The boy grew weak shortly after and eventually died. The girl survived, learned to speak English, and eat other food. Her skin turned to a normal color.

When asked about her origins, the girl described a place with no sun where all the inhabitants were of green color. She claimed that she and the boy were separated from their people as they wandered in a large cavern and, upon exiting, were “struck senseless by the excessive light of the sun and the unusual temperature of the air.”

As if this were not strange enough, the same thing happened again almost 700 years later in 1887 in Banjos, Spain. A boy and a girl with green skin were found abandoned near a cave. They did not speak Spanish and wore unfamiliar clothing. Their eyes were described as Oriental in appearance.

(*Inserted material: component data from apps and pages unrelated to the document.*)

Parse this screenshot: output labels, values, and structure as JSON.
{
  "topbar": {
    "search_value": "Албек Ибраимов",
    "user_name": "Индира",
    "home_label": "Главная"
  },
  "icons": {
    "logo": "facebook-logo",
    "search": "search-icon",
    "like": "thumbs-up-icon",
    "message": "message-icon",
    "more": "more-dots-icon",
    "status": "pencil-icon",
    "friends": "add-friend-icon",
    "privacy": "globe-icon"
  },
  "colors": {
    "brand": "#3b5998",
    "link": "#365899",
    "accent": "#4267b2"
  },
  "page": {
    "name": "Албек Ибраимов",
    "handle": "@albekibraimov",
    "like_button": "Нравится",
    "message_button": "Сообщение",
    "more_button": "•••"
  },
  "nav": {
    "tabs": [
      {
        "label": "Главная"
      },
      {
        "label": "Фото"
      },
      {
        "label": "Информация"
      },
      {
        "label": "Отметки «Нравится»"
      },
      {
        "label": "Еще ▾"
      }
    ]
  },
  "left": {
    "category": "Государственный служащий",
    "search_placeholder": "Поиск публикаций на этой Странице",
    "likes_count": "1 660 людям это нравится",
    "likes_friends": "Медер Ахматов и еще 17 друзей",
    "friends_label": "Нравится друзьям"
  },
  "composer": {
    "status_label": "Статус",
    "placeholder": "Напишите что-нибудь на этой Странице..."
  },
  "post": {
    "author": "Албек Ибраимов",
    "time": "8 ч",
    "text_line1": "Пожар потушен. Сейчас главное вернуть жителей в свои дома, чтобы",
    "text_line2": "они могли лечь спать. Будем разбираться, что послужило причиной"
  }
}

As with the first account from England, both children refused to eat at first. The boy grew weak and died, but the girl survived, learned Spanish, and explained that she and her companion came from a sunless land. The account differs from the first as the girl was reported to have claimed they had been caught up in a whirlwind and found themselves in the cave. The girl died in 1892.

The children’s true origins were never discovered.  Some say that they were aliens, others say that they are members of a subsurface human culture, while others say they they were lost children whos green coloring was the result of undernourishment.  It’s even been put forward that both stories are actually the retelling of one story.

In any case, it’s widely accepted that the children did exist… the question is, where did they come from?”

The Importance of Peripheral Vision

19 Oct

Has anyone here seen those old-timer Americana scenes where all the kids in the neighborhood have gathered in the middle of the street to play softball or basketball? As a kid, I would go out sometimes and play with other kids, usually in the form of playing “house”, where somebody was the mother and daughter and so on and so forth. I loved going outside and playing, especially of there was snow on the ground! I didn’t have much else to break the monotony of suburban life without a computer, and good books were my only company for the most part.

As some have guessed, the kids of today, the past few years, are spending more time solely on the computer, and not participating the real world, as is needed to develop you physically and mentally. Studies have shown that children who either sit in front of a computer or television for hours on end are starting to lose their peripheral vision. It just simply isn’t needed for them anymore. Another side effect is also a weight problem, but that’s for another blog post.

When I learned this, I was very concerned; peripheral vision is very important if you ever want to play sports or drive, at all. Living without it would be a very dangerous thing, you may not even notice until you either get tested or are in a car accident.

It seems this phenomenon was noticed when the children sat and watched TV in very early life, so I will try not to feel guilty staring at a computer screen for a while when I am typing these blog posts.